Mom, briefly pausing to stop one of my siblings from doing something incredibly stupid with an electrical outlet, whilst I did nothing to prevent the possible carnage because I already had too many siblings and would relish a reduction in the family voting bloc: “Collection? What are you talking about? Is this something for school?”
Me, shuddering at the thought of the immense density of parents: “My watch collection from McDonald’s. I want them all and I don’t have the green one.”
Mom, having finally rescued one of her offspring from the evils of alternating current that coursed through our doomed household, and fully focusing on me: “You do realize that those are not real watches.
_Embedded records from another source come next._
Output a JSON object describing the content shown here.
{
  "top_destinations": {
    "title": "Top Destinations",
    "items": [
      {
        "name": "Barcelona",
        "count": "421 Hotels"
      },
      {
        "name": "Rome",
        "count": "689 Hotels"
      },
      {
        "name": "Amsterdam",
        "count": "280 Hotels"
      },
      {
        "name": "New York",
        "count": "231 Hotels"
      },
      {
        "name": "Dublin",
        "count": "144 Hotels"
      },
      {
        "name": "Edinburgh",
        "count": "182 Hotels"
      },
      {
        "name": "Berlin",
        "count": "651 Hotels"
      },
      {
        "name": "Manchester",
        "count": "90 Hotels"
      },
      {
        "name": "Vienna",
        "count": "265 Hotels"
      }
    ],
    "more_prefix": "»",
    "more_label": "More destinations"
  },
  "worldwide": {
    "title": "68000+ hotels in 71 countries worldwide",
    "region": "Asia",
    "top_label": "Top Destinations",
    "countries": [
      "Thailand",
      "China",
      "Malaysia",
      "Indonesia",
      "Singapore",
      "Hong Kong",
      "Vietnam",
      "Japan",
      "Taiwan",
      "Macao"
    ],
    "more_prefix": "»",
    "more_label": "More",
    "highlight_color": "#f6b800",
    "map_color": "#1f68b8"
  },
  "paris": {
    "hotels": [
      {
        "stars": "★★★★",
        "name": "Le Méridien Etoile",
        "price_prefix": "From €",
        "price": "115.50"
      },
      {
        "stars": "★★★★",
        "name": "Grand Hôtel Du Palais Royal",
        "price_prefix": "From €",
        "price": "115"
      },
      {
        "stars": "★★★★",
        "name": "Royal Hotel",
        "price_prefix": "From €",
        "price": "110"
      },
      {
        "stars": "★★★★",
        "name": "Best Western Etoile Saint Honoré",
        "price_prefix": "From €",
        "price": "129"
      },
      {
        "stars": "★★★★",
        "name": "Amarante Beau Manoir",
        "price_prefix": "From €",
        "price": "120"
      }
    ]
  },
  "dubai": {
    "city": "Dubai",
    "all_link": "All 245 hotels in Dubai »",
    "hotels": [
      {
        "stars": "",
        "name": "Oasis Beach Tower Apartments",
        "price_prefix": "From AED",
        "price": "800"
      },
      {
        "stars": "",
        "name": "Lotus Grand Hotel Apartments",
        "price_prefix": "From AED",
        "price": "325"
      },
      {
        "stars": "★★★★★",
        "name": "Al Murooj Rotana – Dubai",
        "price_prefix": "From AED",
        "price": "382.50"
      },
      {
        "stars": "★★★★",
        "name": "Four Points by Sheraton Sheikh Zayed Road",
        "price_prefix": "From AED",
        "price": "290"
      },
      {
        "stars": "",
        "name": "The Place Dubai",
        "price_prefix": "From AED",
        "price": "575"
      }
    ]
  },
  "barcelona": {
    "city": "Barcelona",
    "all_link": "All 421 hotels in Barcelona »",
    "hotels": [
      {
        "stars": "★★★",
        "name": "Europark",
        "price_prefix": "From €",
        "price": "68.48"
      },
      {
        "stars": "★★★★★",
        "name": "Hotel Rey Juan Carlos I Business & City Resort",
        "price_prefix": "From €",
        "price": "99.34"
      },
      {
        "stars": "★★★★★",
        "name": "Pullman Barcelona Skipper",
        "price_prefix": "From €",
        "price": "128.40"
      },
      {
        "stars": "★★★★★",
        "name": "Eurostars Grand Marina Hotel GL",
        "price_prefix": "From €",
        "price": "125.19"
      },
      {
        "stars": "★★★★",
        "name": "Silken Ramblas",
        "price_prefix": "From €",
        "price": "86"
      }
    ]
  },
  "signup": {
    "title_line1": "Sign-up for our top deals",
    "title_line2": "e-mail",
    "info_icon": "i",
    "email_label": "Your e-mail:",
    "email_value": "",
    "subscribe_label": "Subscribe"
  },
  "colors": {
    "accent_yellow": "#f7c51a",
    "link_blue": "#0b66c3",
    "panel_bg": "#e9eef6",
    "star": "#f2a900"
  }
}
Why do you need them?”
Me, frustrated with the ineptitude of people over the age of 12. “Because I want the whole collection. I don’t have the green one. All my friends have the green one.” (What part of this was not clear? God.)
Mom, going for the tough-love angle, because who really had time for this: “I wasn’t aware that you had friends. And I don’t have the money. I just had to pay for that thing your sister did.”
Me, grimacing at the thought that one of my sisters had once again done something insipid that quashed my dreams and life goals, but also realizing that I needed a better bargaining stance: “I can pay for my own meal. Look, I have the quarters.” I began pawing at the yellow fake-watch on my arm, with its delightful but essentially pointless hidden chamber of secrets, and the stupid little hatch wouldn’t open. Damn the underpaid, underage worker who probably made this thing. I struggled and sweated, but the plastic latch wouldn’t budge.
Mom, wanting to run away and slam her bedroom door but unable to ignore the possible medical implications of what might be transpiring: “What are you doing? Are you okay? Do you need your asthma inhaler?”
Me, grunting and clawing and finally succeeding in getting the hatch open, only to discover that the hatch was no longer connected to the fake-watch, rendering the contraption useless, and my prized quarters were now flying across the room in one of those inverse reactions where what you need to happen is not what happened at all: “Ohhh….”
One of the errant quarters sailed an admirable distance and smacked into the forehead of a non-admirable sister who had just pranced into the kitchen, prepared to spill the beans on yet another sibling who was currently doing something that they shouldn’t in the backyard. Said sister, showing great adaptability in a fluid situation, quickly changed her tune from “I’m here to report an indiscretion” to “My utter innocence has been unjustly maligned by the wicked ways of the oldest sibling who is not all that you think he is.” Wailing ensued.
Mom: “See what you’ve done? She’s probably blind.”
Me: “She’s fine. Can we go to McDonald’s now?”
Note: The picture used for this post, which is obviously not of my hometown McDonald’s, is from an article in the UK Daily Mail.